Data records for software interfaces
----------------------------------------
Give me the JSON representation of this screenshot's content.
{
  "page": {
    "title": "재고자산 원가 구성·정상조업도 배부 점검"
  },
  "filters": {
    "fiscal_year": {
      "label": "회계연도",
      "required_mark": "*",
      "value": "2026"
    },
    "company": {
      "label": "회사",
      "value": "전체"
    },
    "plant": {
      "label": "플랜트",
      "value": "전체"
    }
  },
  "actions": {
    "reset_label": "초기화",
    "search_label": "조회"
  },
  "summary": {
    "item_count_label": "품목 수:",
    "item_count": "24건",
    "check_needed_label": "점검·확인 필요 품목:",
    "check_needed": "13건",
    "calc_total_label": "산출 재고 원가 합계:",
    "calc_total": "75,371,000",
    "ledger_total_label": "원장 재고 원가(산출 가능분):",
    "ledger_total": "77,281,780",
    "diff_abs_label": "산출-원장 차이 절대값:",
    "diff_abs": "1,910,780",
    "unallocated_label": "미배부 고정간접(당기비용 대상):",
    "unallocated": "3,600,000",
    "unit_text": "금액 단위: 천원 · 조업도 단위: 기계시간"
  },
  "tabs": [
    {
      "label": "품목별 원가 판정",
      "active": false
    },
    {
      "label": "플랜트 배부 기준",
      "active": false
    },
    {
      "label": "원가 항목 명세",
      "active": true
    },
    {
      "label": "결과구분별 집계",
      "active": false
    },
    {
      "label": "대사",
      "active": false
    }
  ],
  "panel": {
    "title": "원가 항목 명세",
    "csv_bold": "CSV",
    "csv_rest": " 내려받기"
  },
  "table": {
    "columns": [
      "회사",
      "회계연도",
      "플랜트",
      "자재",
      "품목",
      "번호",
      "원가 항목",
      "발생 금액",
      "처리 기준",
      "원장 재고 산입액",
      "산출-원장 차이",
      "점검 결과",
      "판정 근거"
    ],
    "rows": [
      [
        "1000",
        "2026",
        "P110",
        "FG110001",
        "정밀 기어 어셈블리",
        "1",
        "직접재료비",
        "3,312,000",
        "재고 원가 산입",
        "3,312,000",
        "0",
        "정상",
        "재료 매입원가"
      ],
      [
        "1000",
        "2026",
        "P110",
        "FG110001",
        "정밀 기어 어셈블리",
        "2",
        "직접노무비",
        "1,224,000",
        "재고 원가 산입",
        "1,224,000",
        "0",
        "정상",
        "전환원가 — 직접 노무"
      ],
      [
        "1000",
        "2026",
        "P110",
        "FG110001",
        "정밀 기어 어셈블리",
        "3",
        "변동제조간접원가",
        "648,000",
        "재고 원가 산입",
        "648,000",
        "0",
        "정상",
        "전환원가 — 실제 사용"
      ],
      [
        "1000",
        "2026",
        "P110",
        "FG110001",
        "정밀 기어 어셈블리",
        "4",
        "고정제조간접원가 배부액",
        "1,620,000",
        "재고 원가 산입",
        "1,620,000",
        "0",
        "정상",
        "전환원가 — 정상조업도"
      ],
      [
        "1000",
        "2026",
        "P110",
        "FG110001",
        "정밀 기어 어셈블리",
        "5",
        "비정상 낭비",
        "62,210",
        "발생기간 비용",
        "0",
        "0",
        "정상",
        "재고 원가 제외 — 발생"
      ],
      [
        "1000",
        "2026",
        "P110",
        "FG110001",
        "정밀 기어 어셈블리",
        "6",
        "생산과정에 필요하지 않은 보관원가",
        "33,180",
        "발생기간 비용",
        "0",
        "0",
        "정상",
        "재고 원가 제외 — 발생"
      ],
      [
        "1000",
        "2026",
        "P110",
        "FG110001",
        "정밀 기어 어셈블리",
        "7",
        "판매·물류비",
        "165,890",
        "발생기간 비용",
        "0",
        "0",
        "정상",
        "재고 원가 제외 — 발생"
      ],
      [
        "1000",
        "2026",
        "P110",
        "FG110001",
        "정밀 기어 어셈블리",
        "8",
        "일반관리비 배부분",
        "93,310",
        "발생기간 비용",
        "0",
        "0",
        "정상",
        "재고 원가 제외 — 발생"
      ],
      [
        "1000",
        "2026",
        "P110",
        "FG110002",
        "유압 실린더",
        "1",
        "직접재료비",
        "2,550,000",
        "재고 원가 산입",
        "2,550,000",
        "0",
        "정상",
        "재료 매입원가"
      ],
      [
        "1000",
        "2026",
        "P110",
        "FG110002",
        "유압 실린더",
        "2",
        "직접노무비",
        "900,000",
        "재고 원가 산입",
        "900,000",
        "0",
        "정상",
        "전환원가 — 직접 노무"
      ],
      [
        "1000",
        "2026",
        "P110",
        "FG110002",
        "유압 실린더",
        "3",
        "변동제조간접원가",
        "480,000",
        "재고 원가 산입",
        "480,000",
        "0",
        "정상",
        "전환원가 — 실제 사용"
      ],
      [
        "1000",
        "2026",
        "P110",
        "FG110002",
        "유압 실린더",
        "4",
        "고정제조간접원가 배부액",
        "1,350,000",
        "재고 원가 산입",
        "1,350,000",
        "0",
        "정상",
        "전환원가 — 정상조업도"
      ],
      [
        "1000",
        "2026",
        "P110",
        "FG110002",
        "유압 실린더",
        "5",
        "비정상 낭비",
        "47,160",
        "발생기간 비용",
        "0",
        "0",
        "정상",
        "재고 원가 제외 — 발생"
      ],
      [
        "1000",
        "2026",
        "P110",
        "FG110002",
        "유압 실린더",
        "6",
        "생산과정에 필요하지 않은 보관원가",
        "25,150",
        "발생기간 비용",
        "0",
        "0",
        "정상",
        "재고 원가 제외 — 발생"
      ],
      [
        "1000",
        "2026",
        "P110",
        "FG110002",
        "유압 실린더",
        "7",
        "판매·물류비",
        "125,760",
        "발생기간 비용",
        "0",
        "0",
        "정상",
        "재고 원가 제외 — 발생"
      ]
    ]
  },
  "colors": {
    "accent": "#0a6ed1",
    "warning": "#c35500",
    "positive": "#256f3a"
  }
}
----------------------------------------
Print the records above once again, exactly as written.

Give me the JSON representation of this screenshot's content.
{
  "page": {
    "title": "재고자산 원가 구성·정상조업도 배부 점검"
  },
  "filters": {
    "fiscal_year": {
      "label": "회계연도",
      "required_mark": "*",
      "value": "2026"
    },
    "company": {
      "label": "회사",
      "value": "전체"
    },
    "plant": {
      "label": "플랜트",
      "value": "전체"
    }
  },
  "actions": {
    "reset_label": "초기화",
    "search_label": "조회"
  },
  "summary": {
    "item_count_label": "품목 수:",
    "item_count": "24건",
    "check_needed_label": "점검·확인 필요 품목:",
    "check_needed": "13건",
    "calc_total_label": "산출 재고 원가 합계:",
    "calc_total": "75,371,000",
    "ledger_total_label": "원장 재고 원가(산출 가능분):",
    "ledger_total": "77,281,780",
    "diff_abs_label": "산출-원장 차이 절대값:",
    "diff_abs": "1,910,780",
    "unallocated_label": "미배부 고정간접(당기비용 대상):",
    "unallocated": "3,600,000",
    "unit_text": "금액 단위: 천원 · 조업도 단위: 기계시간"
  },
  "tabs": [
    {
      "label": "품목별 원가 판정",
      "active": false
    },
    {
      "label": "플랜트 배부 기준",
      "active": false
    },
    {
      "label": "원가 항목 명세",
      "active": true
    },
    {
      "label": "결과구분별 집계",
      "active": false
    },
    {
      "label": "대사",
      "active": false
    }
  ],
  "panel": {
    "title": "원가 항목 명세",
    "csv_bold": "CSV",
    "csv_rest": " 내려받기"
  },
  "table": {
    "columns": [
      "회사",
      "회계연도",
      "플랜트",
      "자재",
      "품목",
      "번호",
      "원가 항목",
      "발생 금액",
      "처리 기준",
      "원장 재고 산입액",
      "산출-원장 차이",
      "점검 결과",
      "판정 근거"
    ],
    "rows": [
      [
        "1000",
        "2026",
        "P110",
        "FG110001",
        "정밀 기어 어셈블리",
        "1",
        "직접재료비",
        "3,312,000",
        "재고 원가 산입",
        "3,312,000",
        "0",
        "정상",
        "재료 매입원가"
      ],
      [
        "1000",
        "2026",
        "P110",
        "FG110001",
        "정밀 기어 어셈블리",
        "2",
        "직접노무비",
        "1,224,000",
        "재고 원가 산입",
        "1,224,000",
        "0",
        "정상",
        "전환원가 — 직접 노무"
      ],
      [
        "1000",
        "2026",
        "P110",
        "FG110001",
        "정밀 기어 어셈블리",
        "3",
        "변동제조간접원가",
        "648,000",
        "재고 원가 산입",
        "648,000",
        "0",
        "정상",
        "전환원가 — 실제 사용"
      ],
      [
        "1000",
        "2026",
        "P110",
        "FG110001",
        "정밀 기어 어셈블리",
        "4",
        "고정제조간접원가 배부액",
        "1,620,000",
        "재고 원가 산입",
        "1,620,000",
        "0",
        "정상",
        "전환원가 — 정상조업도"
      ],
      [
        "1000",
        "2026",
        "P110",
        "FG110001",
        "정밀 기어 어셈블리",
        "5",
        "비정상 낭비",
        "62,210",
        "발생기간 비용",
        "0",
        "0",
        "정상",
        "재고 원가 제외 — 발생"
      ],
      [
        "1000",
        "2026",
        "P110",
        "FG110001",
        "정밀 기어 어셈블리",
        "6",
        "생산과정에 필요하지 않은 보관원가",
        "33,180",
        "발생기간 비용",
        "0",
        "0",
        "정상",
        "재고 원가 제외 — 발생"
      ],
      [
        "1000",
        "2026",
        "P110",
        "FG110001",
        "정밀 기어 어셈블리",
        "7",
        "판매·물류비",
        "165,890",
        "발생기간 비용",
        "0",
        "0",
        "정상",
        "재고 원가 제외 — 발생"
      ],
      [
        "1000",
        "2026",
        "P110",
        "FG110001",
        "정밀 기어 어셈블리",
        "8",
        "일반관리비 배부분",
        "93,310",
        "발생기간 비용",
        "0",
        "0",
        "정상",
        "재고 원가 제외 — 발생"
      ],
      [
        "1000",
        "2026",
        "P110",
        "FG110002",
        "유압 실린더",
        "1",
        "직접재료비",
        "2,550,000",
        "재고 원가 산입",
        "2,550,000",
        "0",
        "정상",
        "재료 매입원가"
      ],
      [
        "1000",
        "2026",
        "P110",
        "FG110002",
        "유압 실린더",
        "2",
        "직접노무비",
        "900,000",
        "재고 원가 산입",
        "900,000",
        "0",
        "정상",
        "전환원가 — 직접 노무"
      ],
      [
        "1000",
        "2026",
        "P110",
        "FG110002",
        "유압 실린더",
        "3",
        "변동제조간접원가",
        "480,000",
        "재고 원가 산입",
        "480,000",
        "0",
        "정상",
        "전환원가 — 실제 사용"
      ],
      [
        "1000",
        "2026",
        "P110",
        "FG110002",
        "유압 실린더",
        "4",
        "고정제조간접원가 배부액",
        "1,350,000",
        "재고 원가 산입",
        "1,350,000",
        "0",
        "정상",
        "전환원가 — 정상조업도"
      ],
      [
        "1000",
        "2026",
        "P110",
        "FG110002",
        "유압 실린더",
        "5",
        "비정상 낭비",
        "47,160",
        "발생기간 비용",
        "0",
        "0",
        "정상",
        "재고 원가 제외 — 발생"
      ],
      [
        "1000",
        "2026",
        "P110",
        "FG110002",
        "유압 실린더",
        "6",
        "생산과정에 필요하지 않은 보관원가",
        "25,150",
        "발생기간 비용",
        "0",
        "0",
        "정상",
        "재고 원가 제외 — 발생"
      ],
      [
        "1000",
        "2026",
        "P110",
        "FG110002",
        "유압 실린더",
        "7",
        "판매·물류비",
        "125,760",
        "발생기간 비용",
        "0",
        "0",
        "정상",
        "재고 원가 제외 — 발생"
      ]
    ]
  },
  "colors": {
    "accent": "#0a6ed1",
    "warning": "#c35500",
    "positive": "#256f3a"
  }
}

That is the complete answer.